AMP Chief Economist Shane Oliver said recent RBA rate hikes were already having an impact on demand.
He expected the cash rate would not have to go as high as first feared to take pressure off inflation.
“It looks like the RBA is getting traction in slowing demand – far earlier than normal,” Mr Oliver said.
“While job indicators are still strong, these are lagging indicators. By contrast consumer confidence is at recessionary levels and well below where it’s been at this point in past RBA rate hiking cycles.”
RBC Capital Markets chief economist Su-Lin Ong said the RBA was trying to counter the perception inflation was the central bank’s only concern, with growth and employment also important.
Ms Ong said the bank had kept the door open for a shift back to a more standard 25 basis point hike at some point.
Banks will likely respond in line with the RBA decision on Wednesday, with Treasurer Jim Chalmers warning it would sting households.
“Families will now have to make more hard decisions about how to balance the household budget in the face of other pressures like higher grocery prices and higher power prices,” he said.
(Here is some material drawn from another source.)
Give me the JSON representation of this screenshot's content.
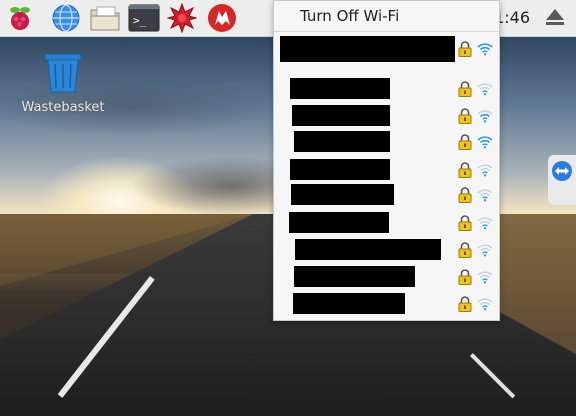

But he was “confident that we will emerge on the other side of this stronger than before”.
The Australian Bureau of Statistics will release its cost of living indexes on Wednesday.
They measure the price changes of goods and services and their effect on the living expenses of selected household types, including pensioners and self-funded retirees.
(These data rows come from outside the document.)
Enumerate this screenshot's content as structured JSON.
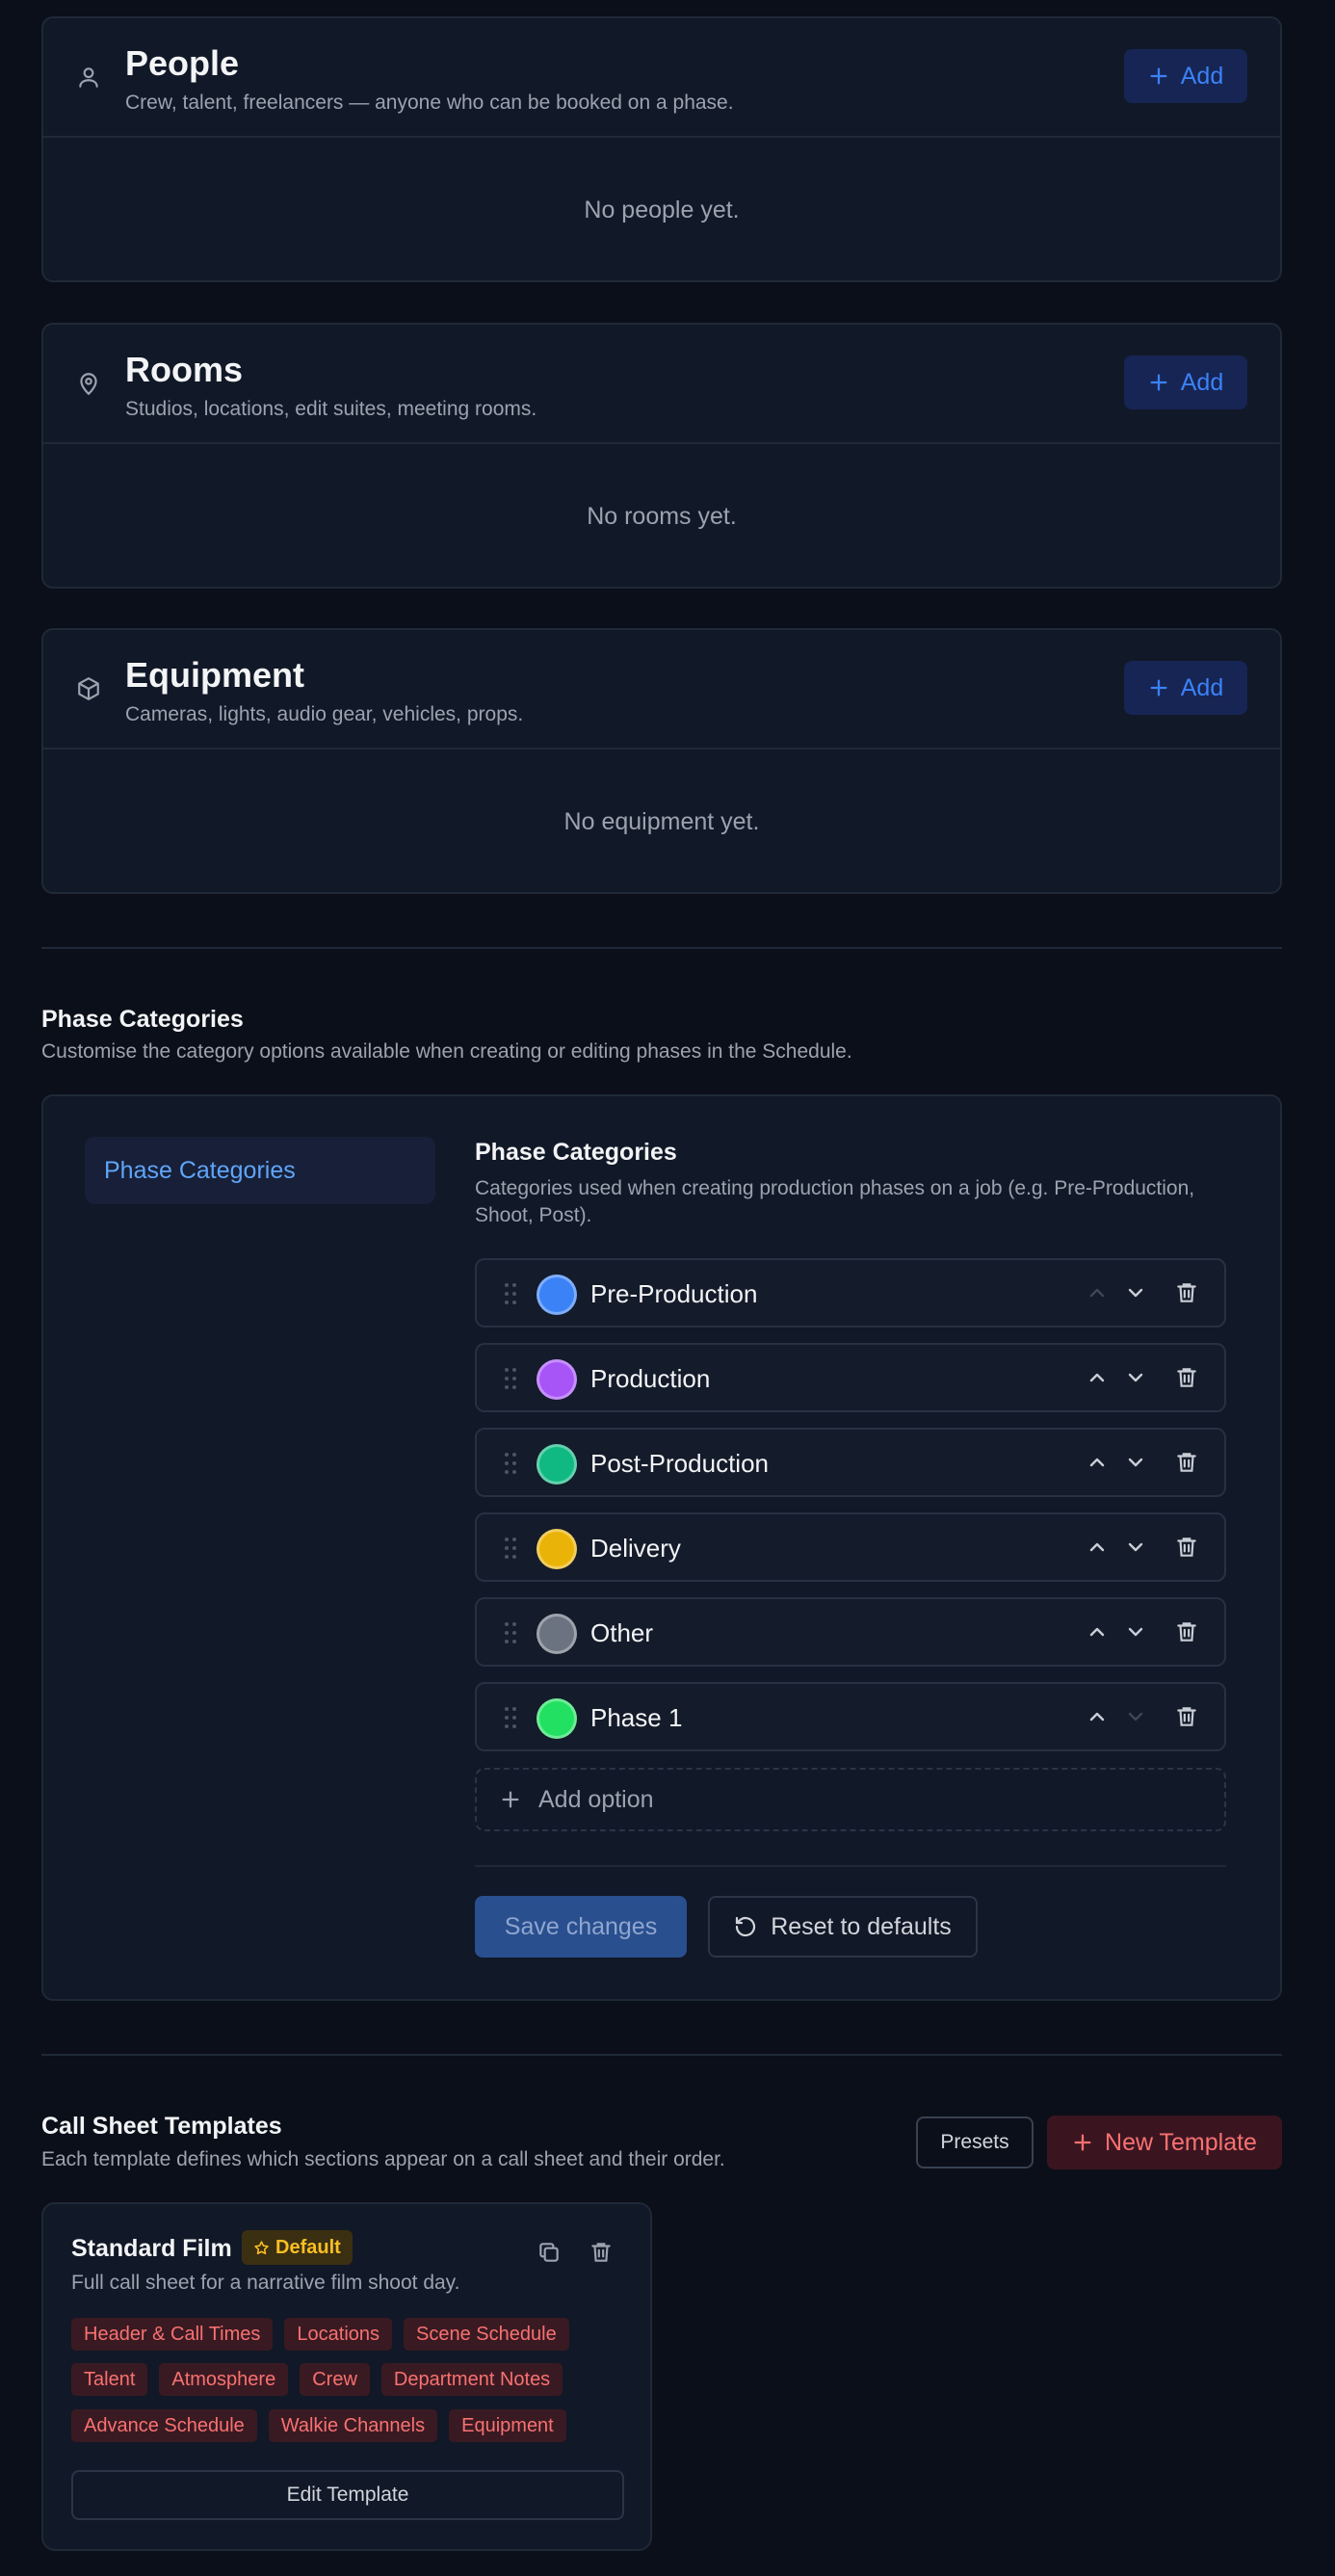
{
  "resources": [
    {
      "title": "People",
      "subtitle": "Crew, talent, freelancers — anyone who can be booked on a phase.",
      "add_label": "Add",
      "empty": "No people yet.",
      "icon": "user-icon"
    },
    {
      "title": "Rooms",
      "subtitle": "Studios, locations, edit suites, meeting rooms.",
      "add_label": "Add",
      "empty": "No rooms yet.",
      "icon": "map-pin-icon"
    },
    {
      "title": "Equipment",
      "subtitle": "Cameras, lights, audio gear, vehicles, props.",
      "add_label": "Add",
      "empty": "No equipment yet.",
      "icon": "box-icon"
    }
  ],
  "phase_section": {
    "title": "Phase Categories",
    "subtitle": "Customise the category options available when creating or editing phases in the Schedule.",
    "tab_label": "Phase Categories",
    "panel_title": "Phase Categories",
    "panel_subtitle": "Categories used when creating production phases on a job (e.g. Pre-Production, Shoot, Post).",
    "options": [
      {
        "label": "Pre-Production",
        "color": "#3b82f6"
      },
      {
        "label": "Production",
        "color": "#a855f7"
      },
      {
        "label": "Post-Production",
        "color": "#10b981"
      },
      {
        "label": "Delivery",
        "color": "#eab308"
      },
      {
        "label": "Other",
        "color": "#6b7280"
      },
      {
        "label": "Phase 1",
        "color": "#22e061"
      }
    ],
    "add_option_label": "Add option",
    "save_label": "Save changes",
    "reset_label": "Reset to defaults"
  },
  "templates_section": {
    "title": "Call Sheet Templates",
    "subtitle": "Each template defines which sections appear on a call sheet and their order.",
    "presets_label": "Presets",
    "new_label": "New Template",
    "template": {
      "name": "Standard Film",
      "badge": "Default",
      "description": "Full call sheet for a narrative film shoot day.",
      "sections": [
        "Header & Call Times",
        "Locations",
        "Scene Schedule",
        "Talent",
        "Atmosphere",
        "Crew",
        "Department Notes",
        "Advance Schedule",
        "Walkie Channels",
        "Equipment"
      ],
      "edit_label": "Edit Template"
    }
  },
  "colors": {
    "accent": "#3b82f6",
    "danger": "#f87171",
    "badge": "#fbbf24"
  }
}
Deloitte Access Economics partner Stephen Smith said business investment had been revised down compared to the last quarter.
“Interest rates are rising and higher borrowing costs for businesses are likely to weigh on investment,” Mr Smith wrote in the firm’s quarterly Investment Monitor.
“This is particularly true for new businesses, smaller businesses, businesses in sectors exposed to rising costs, such as construction, and businesses with low cash buffer.”
Positives and negatives were finely balanced, with supply-chain disruptions easing but growth in public infrastructure peaking, commodity prices forecast to fall, and pandemic-driven tax breaks set to end, Mr Smith said.